Just six months ago, we announced our intention to expand the charter of the Open Compute Project to include networking hardware.

At the time, it was our hope that we could build on the momentum we'd established in opening up server, storage, and datacenter designs and collaborate with the broader community on the development of an open, OS-agnostic top-of-rack switch. Such a switch, we believed, would enable a faster pace of innovation in the development of networking hardware; help software-defined networking continue to evolve and flourish; and ultimately provide consumers of these technologies with the freedom they need to build infrastructures that are flexible, scalable, and efficient across the entire stack.

Our progress so far has exceeded even our lofty expectations -- hundreds of people are actively collaborating on the development of more than 30 potential contributions, covering most of the network hardware stack and even some of the network software stack.

We'd like to highlight four contributions in particular, all of them currently being considered by the OCP Incubation Committee and likely to be accepted soon.

Broadcom was the first to develop a full specification for and implementation of an open switch. Here's how they describe it:

"Broadcom has developed an Open Network Switch specification, addressing popular leaf and spine switch configurations and feature requirements, in compliance with the charter defined by the OCP networking initiative. The specification delivers the foundation for efficient, high performance, and flexible network architectures, complementing the goals of the OCP networking initiatives. Our network switch specification is based on the widely deployed Trident switch architecture, which supports a wide ecosystem of networking operating systems and applications. The specification utilizes the latest in the Trident family, the Trident II, bringing the most advanced and comprehensive feature set into the open switch ecosystem. We have been successful in delivering the first version of the specification and working switch systems from our hardware partner that complies with the specification -- all in less than six months. We believe this specification will enable faster innovation in the market and more choice for data center operators and telecom service providers. " 

Cumulus Networks has proposed its Open Network Install Environment (ONIE) software as a contribution to OCP:

"ONIE, which was introduced by Cumulus Networks and is supported by networking OEM, ODM, and communication silicon vendors across the globe, is an industry standard network boot loader to install software on network switches, thus enabling a bare metal Ethernet switch ecosystem. ONIE defines a runtime install environment that supports multiple network operating system vendors at scale that -- for the first time -- effectively provides customers more control and the ability to choose when it comes to their networking hardware and software. ONIE's open install environment can be supported on a range of existing ODM switches, as well as the open network switch design specifications being developed by the Open Compute Project, ultimately enabling end users to select among different network operating systems and a variety of compatible hardware."

Intel has also developed a specification for an open switch, and they describe it as follows:

"Intel’s proposed contribution to the Open Compute Project network working group is a specification for a bare-metal, top-of-rack switch.

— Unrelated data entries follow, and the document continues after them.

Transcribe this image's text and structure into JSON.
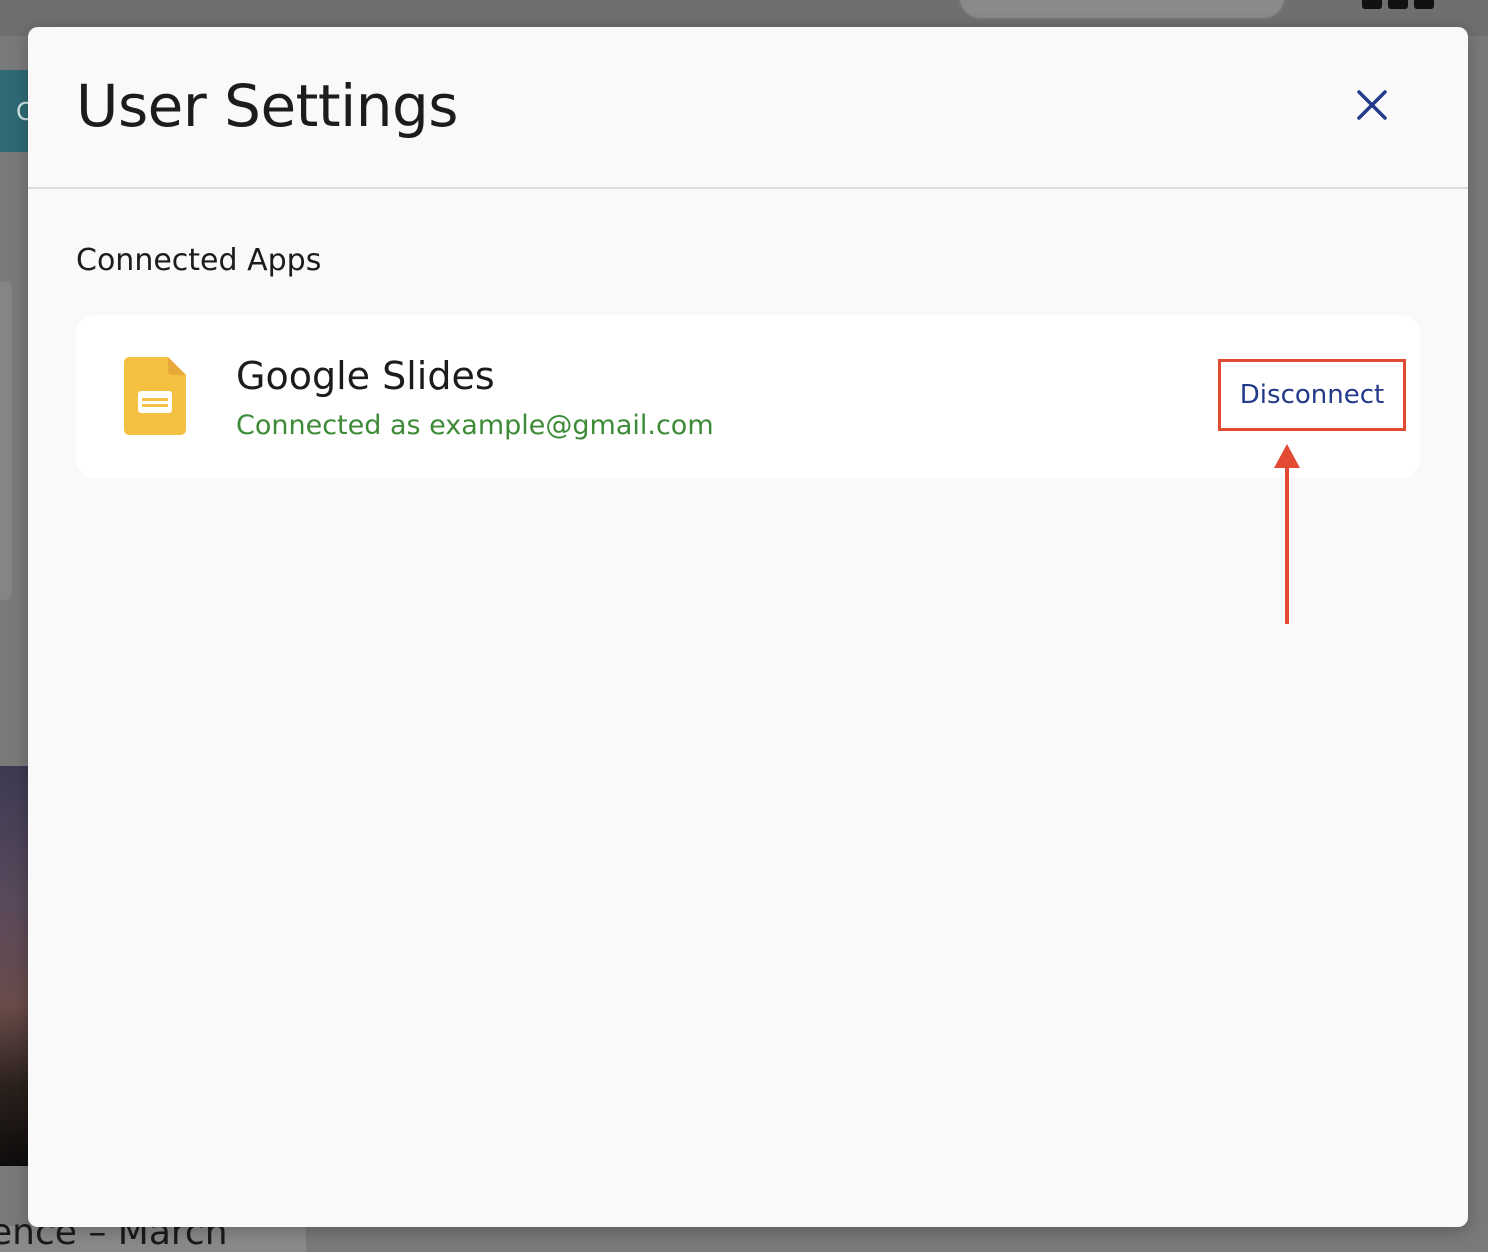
{
  "modal": {
    "title": "User Settings",
    "close_icon": "close-icon"
  },
  "connected_apps": {
    "heading": "Connected Apps",
    "apps": [
      {
        "name": "Google Slides",
        "icon": "google-slides-icon",
        "status": "Connected as example@gmail.com",
        "action_label": "Disconnect"
      }
    ]
  },
  "background": {
    "teal_tab_letter": "C",
    "caption_fragment": "ence – March"
  },
  "colors": {
    "accent_text": "#233a8a",
    "connected_status": "#3d8b37",
    "annotation": "#e24a33",
    "slides_icon": "#f4c042"
  }
}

The specification describes a 48x4 10/40G switch including all necessary subsystems for switching, control CPU, peripherals, external interfaces, power, cooling, and mechanical enclosure. An example of a switch that adheres to this specification, based on Intel parts, can be found here. Platforms based on this spec enable more choice, improved flexibility, and a better cost structure for customers who choose to implement a software defined approach for networking and switching. To complement the proposed contribution to the OCP working group, Intel brings an ecosystem of partners ready to supply production level systems with a variety of solution capabilities."

Finally, Mellanox is the third company to have developed a specification for an open switch. Here's their description:

"Mellanox is expanding its Open Compute Project portfolio offering with the proposed contribution of its SwitchX-2 x86-based top-of-rack switch specification. The switch supports 48 SFP+ ports and 12 QSFP ports, enabling non-blocking connectivity within the OCP Open Rack, or alternatively, enabling 60 10GbE server ports when using QSFP+ to SFP+ breakout cables to increase rack efficiency for less bandwidth demanding applications. The new switch will be the first to enable ONIE over x86, and we expect it to dramatically improve power consumption, latency, and density and enable larger, more efficient, and more cost-effective datacenter designs."

Taken together, these contributions are tremendous steps forward toward our vision of a truly disaggregated network stack. They are also vivid proof of the OCP community's ability to work together, in the open, to develop innovative new technologies -- and to do so at an almost unheard-of pace.

We will continue our work on these technologies and others later this week, at the OCP engineering workshop being held at University of Texas at San Antonio. We hope to see you there!